Honestly, reaching out to friends and loved ones through Facebook helped me more than I could have imagined. I learned to meditate through the pain, fear and hallucinations while I watched other patients die, wondering if I'd be next. For three more days I remained in the ICU, fighting for my life along with the help of machines and modern day medicine. I was getting the best care they had to offer, round the clock monitoring & was on a 72 hour constant drip of the horse tranquilizer called Ketamine. These were the scariest days of my life and also the most transformative.
On New Years Eve, I realized that I might actually survive. I was able to drink water on my own, allowing me to drop an IV bag. My pain was becoming less severe and my constant nausea was starting to lift. I could imagine actually getting better. I could imagine having my life back!
In a slow, 2 step forward, 1 step back manner, I began to make progress towards health. I was able to stand and use the bathroom on my own. Brush my teeth, put on clothes. I was able to walk short distances without a wheelchair or much assistance. I could see across to the other side. To the healthy side. In the early evening of Thursday Jan. 2nd, I was discharged from the hospital and was cleared safe to fly.

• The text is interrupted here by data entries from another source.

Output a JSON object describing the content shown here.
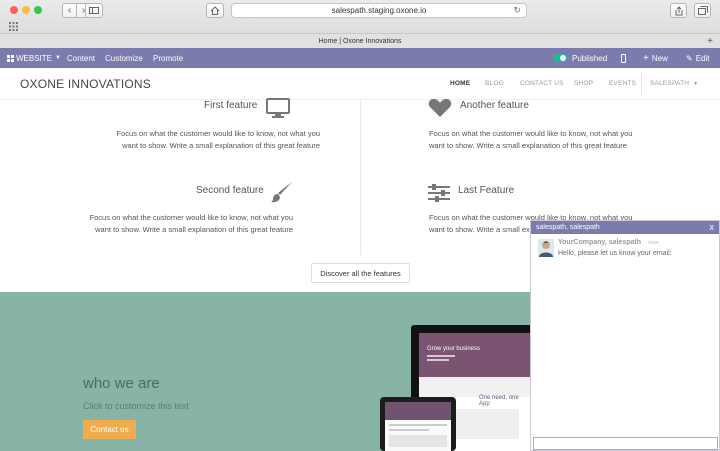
{
  "browser": {
    "url": "salespath.staging.oxone.io",
    "tab_title": "Home | Oxone Innovations"
  },
  "editor_bar": {
    "website_label": "WEBSITE",
    "content_label": "Content",
    "customize_label": "Customize",
    "promote_label": "Promote",
    "published_label": "Published",
    "new_label": "New",
    "edit_label": "Edit"
  },
  "header": {
    "brand": "OXONE INNOVATIONS",
    "nav": [
      "HOME",
      "BLOG",
      "CONTACT US",
      "SHOP",
      "EVENTS"
    ],
    "user_menu": "SALESPATH"
  },
  "features": [
    {
      "title": "First feature",
      "icon": "monitor-icon",
      "desc": "Focus on what the customer would like to know, not what you want to show. Write a small explanation of this great feature"
    },
    {
      "title": "Another feature",
      "icon": "heart-icon",
      "desc": "Focus on what the customer would like to know, not what you want to show. Write a small explanation of this great feature"
    },
    {
      "title": "Second feature",
      "icon": "paint-brush-icon",
      "desc": "Focus on what the customer would like to know, not what you want to show. Write a small explanation of this great feature"
    },
    {
      "title": "Last Feature",
      "icon": "sliders-icon",
      "desc": "Focus on what the customer would like to know, not what you want to show. Write a small explanation of this great feature"
    }
  ],
  "discover_label": "Discover all the features",
  "about": {
    "title": "who we are",
    "subtitle": "Click to customize this text",
    "contact_label": "Contact us"
  },
  "mockup": {
    "monitor_headline": "Grow your business",
    "monitor_tagline": "One need, one App"
  },
  "chat": {
    "title": "salespath, salespath",
    "close": "x",
    "author": "YourCompany, salespath",
    "time": "- now",
    "message": "Hello, please let us know your email:"
  },
  "colors": {
    "editor_bar": "#7c7bad",
    "teal_section": "#88b4a8",
    "contact_button": "#f0ad4e",
    "published_toggle": "#21b799"
  }
}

The next day I spent in the care of Wes and his sweet family and was able to start relaxing from the horrors of the hospital.
On Saturday January 4th we were able to make our way through 24 hours of travel, navigating international customs and 3 airports in a wheelchair to get me home. With my Ensure drink in hand and an incredible partner at my side, after what we'd been through, I knew we could handle anything.
Now the financial impact of these events are starting to take the forefront of my mind. I'm a self employed business owner without health insurance, with a heck of a pre-existing condition. My medical care continues and the road to recovery will be a slow, expensive one. It has yet to be determined when I might be healthy enough to return to working with clients and the expenses for my care, both in Bonaire and here at home, seem insurmountable.
Because of this, an incredible team of ROCK STAR movers and shakers have rallied together to create a fundraising campaign for me. A promoter, a publisher, a PR exec and a Nurse have all banded together to generate the funds necessary for my care. Meanwhile, I'll be chugging big gulps of pride due to the incredible efforts being made on my behalf. Every $20 helps. All that I can express is gratitude.
Love and light,
Katrina "Katt" Ahlstrom
A brief idea of the financial strain Katt currently faces:
Costs from the 6 day experience at the Bonarian Hospital
Costs for exorbitant prescriptions to maintain progress in the US, without insurance.
Costs for receiving care from a local specialist, without insurance.
Cost for most comprehensive (expensive) insurance package available.
Future costs of surgery, with or without insurance.
Maintaining home & business expenses while unable to work as normal.
"Katt is full of heart and she has shared it with so many. There are moments that define community-- this is one of them. Let's rally now for Katt, so she can rest easy and well and heal!" -Elke Govertson, Mamalode.com